- For external organisations
- What’s on
- Contact us
A lead-acid battery paste recycling technology that is cheaper and cleaner than traditional methods, developed by Dr RV Kumar and his research team of the Materials Science Department at the University of Cambridge, has been licensed to Aurelius Environmental (AE) in the West Midlands.
The technology, which has the potential to transform the battery recycling industry (a $14 billion market), aims to be the most complete closed-loop recycling system in the world, providing significant cost reductions in the lead-acid battery manufacturing supply chain. The technology offers key features compared with traditional recycling methods, including:

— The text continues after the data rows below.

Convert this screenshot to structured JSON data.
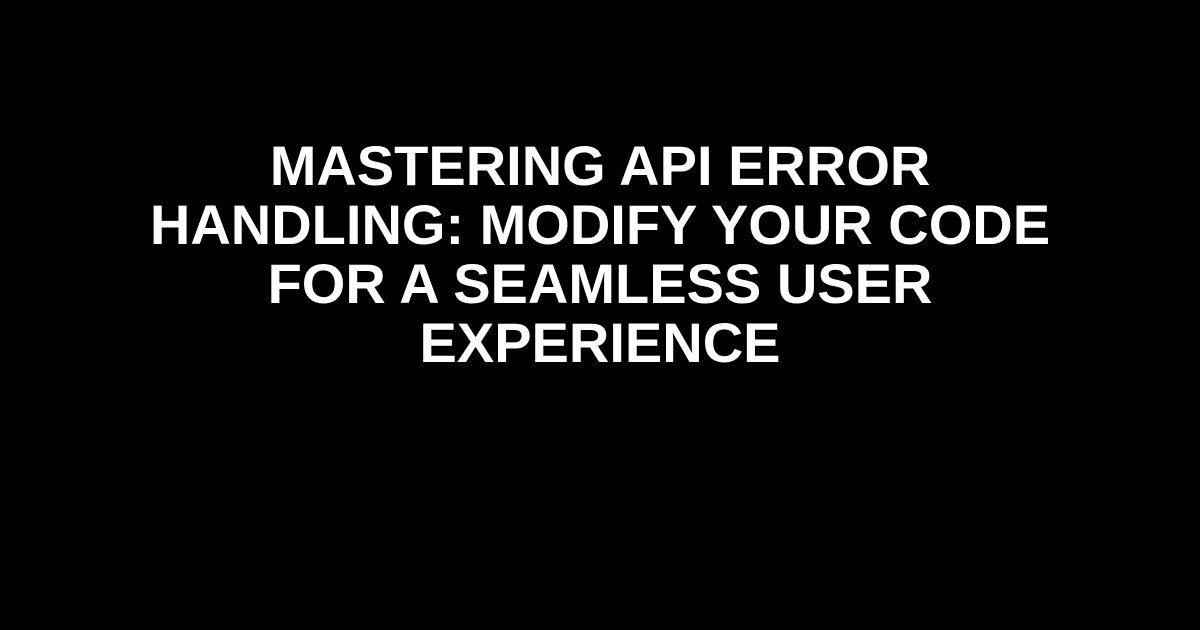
{
  "hero": {
    "title": "Mastering API Error Handling: Modify Your Code for a Seamless User Experience"
  },
  "colors": {
    "background": "#000000",
    "text": "#ffffff"
  }
}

We are very excited to enter into a licensing and consultancy agreement with Cambridge Enterprise and Dr Kumar of the University of Cambridge to develop a new clean, energy efficient and low environmental impact process for the production of battery grade products from the recycling of lead acid batteries.Miles Freeman
The technology is licensed to AE by Cambridge Enterprise, the commercialisation arm of the University of Cambridge.

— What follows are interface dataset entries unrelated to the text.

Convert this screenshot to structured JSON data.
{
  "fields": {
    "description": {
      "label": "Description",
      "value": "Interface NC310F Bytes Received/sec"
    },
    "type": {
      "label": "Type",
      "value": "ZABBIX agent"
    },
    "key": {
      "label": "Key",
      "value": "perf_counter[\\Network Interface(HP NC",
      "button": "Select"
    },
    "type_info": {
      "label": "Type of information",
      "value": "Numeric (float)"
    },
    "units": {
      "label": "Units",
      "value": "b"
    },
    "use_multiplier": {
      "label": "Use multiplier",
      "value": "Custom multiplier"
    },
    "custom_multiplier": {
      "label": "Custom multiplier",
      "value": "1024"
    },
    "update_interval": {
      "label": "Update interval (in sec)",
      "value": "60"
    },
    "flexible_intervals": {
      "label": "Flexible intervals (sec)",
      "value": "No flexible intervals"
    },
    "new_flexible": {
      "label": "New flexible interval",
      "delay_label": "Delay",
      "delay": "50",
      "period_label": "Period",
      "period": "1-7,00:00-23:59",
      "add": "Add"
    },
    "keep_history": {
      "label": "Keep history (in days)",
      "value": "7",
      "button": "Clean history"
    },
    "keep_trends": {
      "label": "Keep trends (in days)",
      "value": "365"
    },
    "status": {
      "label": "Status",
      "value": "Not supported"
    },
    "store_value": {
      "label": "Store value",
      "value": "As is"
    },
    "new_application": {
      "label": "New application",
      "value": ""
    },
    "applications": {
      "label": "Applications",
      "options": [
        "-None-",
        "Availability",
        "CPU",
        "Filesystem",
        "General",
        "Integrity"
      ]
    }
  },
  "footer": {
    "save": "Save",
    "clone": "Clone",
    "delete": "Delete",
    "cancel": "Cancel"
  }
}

AE supports customers ranging from smaller battery manufacturers and recycling companies, to large multi-nationals; the business model for its deployment makes it accessible to emerging and developing economies such as India and China, where lead pollution from the informal recycling sector, and old technology plants, are reported to be a major problem.
Miles Freeman, Chief Officer at AE, said: “We are very excited to enter into a licensing and consultancy agreement with Cambridge Enterprise and Dr Kumar of the University of Cambridge to develop a new clean, energy efficient and low environmental impact process for the production of battery grade products from the recycling of lead acid batteries.”
Dr Kumar and his team have proved the process as a laboratory technique in the past, routinely converting hundreds of grams of battery paste to a mixture of leady oxide within a few hours, which is the precursor for making a new paste.
AE now plans to build a pilot plant that will be operational by the third quarter of this year and will look to process up to two tonnes of batteries per day to provide technical information on optimum process designs, requirements and costs. It plans to scale this process to upwards of 10,000 tonnes in 2017 and 25,000 tonnes by 2018.
The cost of this development project is estimated at £500k.
AE has secured supply chain partners for battery wastes and is working with other local businesses and partners.